In the listing that follows, how many lines contain the string "JSON"? Provide only the number.

● Records shown:
###
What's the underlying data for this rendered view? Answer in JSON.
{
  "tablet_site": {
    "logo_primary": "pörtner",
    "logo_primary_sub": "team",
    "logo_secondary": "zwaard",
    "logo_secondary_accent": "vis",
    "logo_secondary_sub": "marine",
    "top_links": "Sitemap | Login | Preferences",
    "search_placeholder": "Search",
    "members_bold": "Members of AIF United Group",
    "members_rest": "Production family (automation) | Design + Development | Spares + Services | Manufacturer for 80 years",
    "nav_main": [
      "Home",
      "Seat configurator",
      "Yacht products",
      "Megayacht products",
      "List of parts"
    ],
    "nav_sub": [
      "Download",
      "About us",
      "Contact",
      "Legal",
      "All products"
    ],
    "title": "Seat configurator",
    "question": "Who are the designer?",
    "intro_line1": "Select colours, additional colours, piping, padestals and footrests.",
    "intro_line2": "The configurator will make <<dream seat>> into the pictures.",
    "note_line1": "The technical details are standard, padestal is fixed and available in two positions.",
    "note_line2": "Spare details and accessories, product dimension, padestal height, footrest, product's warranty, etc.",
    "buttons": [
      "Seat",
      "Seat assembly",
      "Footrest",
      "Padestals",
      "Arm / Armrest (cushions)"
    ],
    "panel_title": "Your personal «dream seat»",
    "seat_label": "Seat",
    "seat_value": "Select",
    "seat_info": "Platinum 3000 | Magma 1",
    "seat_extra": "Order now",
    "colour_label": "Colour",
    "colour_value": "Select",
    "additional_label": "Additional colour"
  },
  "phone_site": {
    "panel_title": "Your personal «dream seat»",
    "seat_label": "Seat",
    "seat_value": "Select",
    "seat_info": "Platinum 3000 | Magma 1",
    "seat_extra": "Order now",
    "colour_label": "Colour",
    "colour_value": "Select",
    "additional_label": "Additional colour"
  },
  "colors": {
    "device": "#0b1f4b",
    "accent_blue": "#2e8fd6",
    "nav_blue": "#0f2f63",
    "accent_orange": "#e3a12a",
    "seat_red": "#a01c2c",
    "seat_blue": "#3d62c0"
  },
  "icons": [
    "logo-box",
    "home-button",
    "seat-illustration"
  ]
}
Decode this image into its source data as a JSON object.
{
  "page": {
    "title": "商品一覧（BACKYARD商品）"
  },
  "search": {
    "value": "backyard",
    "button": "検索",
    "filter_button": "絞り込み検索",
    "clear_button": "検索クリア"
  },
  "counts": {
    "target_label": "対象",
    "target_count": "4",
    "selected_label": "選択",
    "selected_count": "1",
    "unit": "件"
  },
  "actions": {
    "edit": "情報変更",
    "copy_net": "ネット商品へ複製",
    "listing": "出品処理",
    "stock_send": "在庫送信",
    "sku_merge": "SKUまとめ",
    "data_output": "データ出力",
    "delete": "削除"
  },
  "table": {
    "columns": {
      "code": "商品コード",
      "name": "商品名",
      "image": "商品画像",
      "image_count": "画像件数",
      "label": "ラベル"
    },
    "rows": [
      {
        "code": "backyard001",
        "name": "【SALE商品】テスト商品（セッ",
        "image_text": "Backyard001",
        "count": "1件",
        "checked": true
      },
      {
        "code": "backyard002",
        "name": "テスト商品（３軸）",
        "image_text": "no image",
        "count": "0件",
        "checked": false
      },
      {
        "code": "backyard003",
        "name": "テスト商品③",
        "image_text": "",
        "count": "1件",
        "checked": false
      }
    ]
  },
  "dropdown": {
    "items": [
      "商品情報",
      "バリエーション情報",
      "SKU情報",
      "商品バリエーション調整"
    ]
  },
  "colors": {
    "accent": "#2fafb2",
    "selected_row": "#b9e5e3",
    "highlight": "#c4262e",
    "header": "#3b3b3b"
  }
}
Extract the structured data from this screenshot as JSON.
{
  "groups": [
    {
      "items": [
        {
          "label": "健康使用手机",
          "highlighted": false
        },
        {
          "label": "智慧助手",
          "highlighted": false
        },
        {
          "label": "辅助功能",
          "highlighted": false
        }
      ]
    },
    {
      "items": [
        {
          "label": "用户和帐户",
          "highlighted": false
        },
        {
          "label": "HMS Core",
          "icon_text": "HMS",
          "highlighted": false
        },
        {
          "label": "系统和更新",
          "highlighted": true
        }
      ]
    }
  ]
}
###
● Task solution:
3